*** DATA EXTRACTS ***

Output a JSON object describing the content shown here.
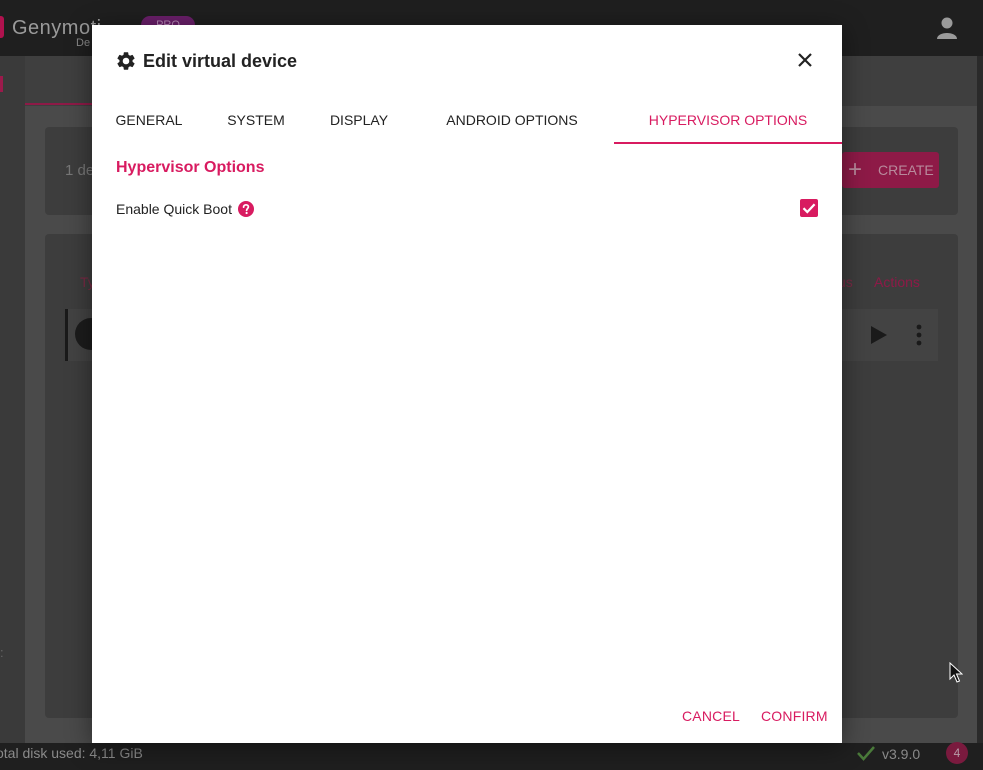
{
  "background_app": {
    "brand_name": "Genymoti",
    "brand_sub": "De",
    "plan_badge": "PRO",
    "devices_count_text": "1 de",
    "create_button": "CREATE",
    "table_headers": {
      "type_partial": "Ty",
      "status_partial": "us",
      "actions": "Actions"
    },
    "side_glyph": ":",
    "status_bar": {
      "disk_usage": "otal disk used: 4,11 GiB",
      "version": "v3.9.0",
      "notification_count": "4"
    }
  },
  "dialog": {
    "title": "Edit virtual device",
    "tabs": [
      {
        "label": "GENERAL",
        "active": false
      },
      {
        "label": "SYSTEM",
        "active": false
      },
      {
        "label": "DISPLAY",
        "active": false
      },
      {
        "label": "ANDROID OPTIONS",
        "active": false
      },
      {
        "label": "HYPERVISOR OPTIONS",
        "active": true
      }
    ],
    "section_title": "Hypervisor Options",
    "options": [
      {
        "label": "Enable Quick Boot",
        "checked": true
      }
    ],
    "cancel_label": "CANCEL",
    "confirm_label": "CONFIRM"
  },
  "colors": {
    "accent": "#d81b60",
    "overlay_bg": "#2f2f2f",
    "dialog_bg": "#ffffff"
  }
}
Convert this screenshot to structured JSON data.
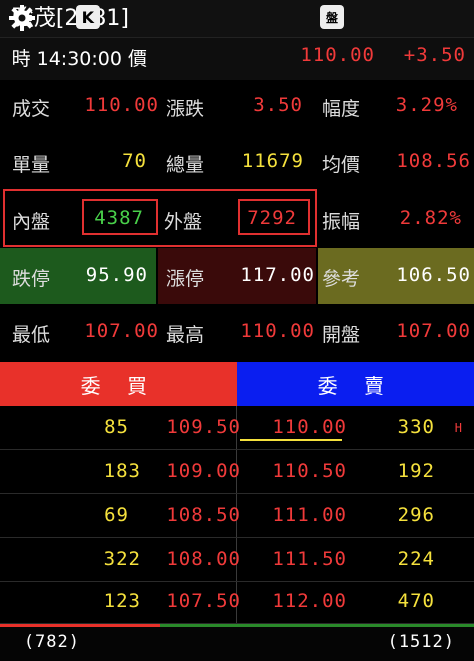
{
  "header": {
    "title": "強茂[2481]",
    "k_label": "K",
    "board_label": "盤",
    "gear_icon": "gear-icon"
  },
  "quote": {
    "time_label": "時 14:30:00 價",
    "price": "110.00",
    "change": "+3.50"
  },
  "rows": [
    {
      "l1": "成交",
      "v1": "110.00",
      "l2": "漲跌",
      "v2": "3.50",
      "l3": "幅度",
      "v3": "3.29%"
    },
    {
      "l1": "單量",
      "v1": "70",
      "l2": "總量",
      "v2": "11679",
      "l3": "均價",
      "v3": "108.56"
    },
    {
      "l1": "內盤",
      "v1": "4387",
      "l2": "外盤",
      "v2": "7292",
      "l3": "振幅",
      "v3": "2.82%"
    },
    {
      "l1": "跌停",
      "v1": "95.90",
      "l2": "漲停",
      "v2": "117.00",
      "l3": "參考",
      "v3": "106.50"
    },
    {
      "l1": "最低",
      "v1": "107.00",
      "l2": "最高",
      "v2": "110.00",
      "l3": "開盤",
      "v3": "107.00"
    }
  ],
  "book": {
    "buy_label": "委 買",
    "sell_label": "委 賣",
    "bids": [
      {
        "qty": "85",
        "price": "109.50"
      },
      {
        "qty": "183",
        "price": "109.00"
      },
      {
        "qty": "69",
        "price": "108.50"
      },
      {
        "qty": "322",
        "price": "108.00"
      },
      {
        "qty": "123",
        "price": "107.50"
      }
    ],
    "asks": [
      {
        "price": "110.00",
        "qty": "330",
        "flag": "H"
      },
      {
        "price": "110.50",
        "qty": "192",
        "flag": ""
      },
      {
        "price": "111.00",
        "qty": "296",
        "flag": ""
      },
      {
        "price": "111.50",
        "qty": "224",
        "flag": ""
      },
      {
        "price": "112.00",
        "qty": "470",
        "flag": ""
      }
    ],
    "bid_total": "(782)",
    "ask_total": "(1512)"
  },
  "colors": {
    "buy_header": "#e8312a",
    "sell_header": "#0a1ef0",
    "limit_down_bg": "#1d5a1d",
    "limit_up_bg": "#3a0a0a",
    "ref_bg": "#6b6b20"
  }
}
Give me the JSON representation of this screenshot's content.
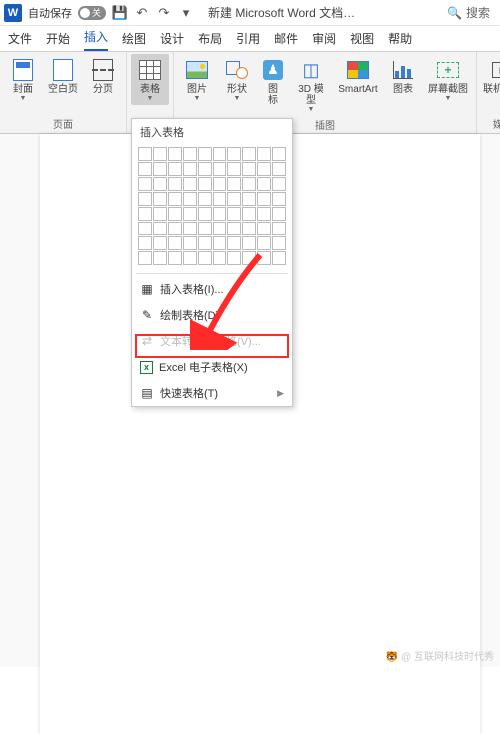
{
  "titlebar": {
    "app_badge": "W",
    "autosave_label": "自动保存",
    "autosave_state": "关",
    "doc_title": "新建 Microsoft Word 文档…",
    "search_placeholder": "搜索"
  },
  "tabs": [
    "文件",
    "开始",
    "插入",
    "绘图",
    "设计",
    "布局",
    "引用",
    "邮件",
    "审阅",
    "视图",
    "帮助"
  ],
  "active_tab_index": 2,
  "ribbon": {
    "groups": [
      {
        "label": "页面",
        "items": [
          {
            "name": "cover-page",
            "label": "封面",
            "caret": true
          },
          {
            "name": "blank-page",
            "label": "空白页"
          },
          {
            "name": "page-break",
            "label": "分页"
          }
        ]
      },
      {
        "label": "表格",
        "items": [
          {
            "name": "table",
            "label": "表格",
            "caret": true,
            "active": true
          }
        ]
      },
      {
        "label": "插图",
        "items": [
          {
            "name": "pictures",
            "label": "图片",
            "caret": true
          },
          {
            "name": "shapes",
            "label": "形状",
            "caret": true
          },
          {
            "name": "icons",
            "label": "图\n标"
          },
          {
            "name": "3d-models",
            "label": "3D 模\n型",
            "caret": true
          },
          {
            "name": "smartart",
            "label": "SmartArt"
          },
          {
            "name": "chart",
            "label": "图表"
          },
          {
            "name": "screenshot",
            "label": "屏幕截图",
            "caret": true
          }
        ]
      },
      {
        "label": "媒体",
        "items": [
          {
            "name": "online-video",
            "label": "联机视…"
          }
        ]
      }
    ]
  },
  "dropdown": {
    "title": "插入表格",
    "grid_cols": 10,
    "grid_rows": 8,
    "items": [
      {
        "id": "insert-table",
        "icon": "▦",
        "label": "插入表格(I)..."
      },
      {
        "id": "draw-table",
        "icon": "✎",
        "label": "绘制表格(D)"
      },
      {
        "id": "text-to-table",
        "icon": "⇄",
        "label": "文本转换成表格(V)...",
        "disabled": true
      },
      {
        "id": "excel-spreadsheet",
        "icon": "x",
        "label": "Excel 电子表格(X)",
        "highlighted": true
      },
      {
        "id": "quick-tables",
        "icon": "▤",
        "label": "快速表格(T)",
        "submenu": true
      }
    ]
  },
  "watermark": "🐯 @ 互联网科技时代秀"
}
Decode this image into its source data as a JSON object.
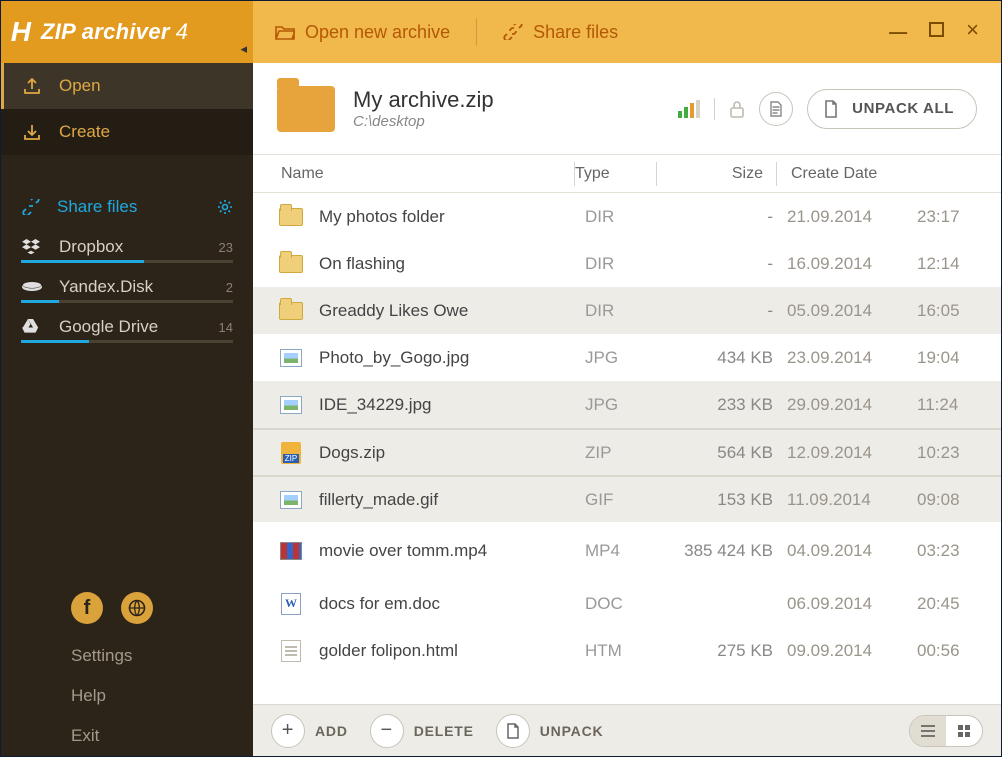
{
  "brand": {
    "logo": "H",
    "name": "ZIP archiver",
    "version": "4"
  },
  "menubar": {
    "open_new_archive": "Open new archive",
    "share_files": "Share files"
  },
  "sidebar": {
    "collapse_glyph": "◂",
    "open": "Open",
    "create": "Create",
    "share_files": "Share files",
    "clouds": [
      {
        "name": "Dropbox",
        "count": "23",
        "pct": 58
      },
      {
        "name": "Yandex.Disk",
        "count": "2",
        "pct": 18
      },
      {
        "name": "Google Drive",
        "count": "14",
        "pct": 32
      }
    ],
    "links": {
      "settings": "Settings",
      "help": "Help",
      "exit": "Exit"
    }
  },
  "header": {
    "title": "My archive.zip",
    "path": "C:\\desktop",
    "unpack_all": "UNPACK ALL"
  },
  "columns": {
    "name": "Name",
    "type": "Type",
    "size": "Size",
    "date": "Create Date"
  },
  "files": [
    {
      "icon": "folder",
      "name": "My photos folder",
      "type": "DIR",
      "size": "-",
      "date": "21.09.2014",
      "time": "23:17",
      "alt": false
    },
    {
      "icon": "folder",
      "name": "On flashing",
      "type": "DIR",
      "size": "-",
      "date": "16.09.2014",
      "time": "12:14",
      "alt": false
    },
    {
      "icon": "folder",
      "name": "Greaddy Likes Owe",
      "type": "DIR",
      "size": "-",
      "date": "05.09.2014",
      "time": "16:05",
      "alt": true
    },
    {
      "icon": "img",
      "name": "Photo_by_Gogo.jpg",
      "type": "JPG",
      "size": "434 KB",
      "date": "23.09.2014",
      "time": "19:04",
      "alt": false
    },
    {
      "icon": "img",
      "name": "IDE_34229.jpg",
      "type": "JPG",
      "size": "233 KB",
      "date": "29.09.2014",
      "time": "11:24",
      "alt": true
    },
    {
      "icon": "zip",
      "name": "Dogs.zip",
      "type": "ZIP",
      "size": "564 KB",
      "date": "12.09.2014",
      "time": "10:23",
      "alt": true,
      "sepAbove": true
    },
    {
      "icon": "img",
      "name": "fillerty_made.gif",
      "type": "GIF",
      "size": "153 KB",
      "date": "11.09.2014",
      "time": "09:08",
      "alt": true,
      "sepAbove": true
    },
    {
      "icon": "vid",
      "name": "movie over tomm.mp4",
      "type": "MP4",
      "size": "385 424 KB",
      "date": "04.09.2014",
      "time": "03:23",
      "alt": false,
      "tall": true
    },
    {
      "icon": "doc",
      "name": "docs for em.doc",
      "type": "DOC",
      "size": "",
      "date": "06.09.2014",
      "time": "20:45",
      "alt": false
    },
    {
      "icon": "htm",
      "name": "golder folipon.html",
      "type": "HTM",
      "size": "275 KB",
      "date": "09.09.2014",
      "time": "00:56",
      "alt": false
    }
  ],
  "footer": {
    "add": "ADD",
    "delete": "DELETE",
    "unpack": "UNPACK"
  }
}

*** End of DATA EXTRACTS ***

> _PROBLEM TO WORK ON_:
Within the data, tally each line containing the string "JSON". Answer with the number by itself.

> _RESPONSE TO THE EXERCISE_:
4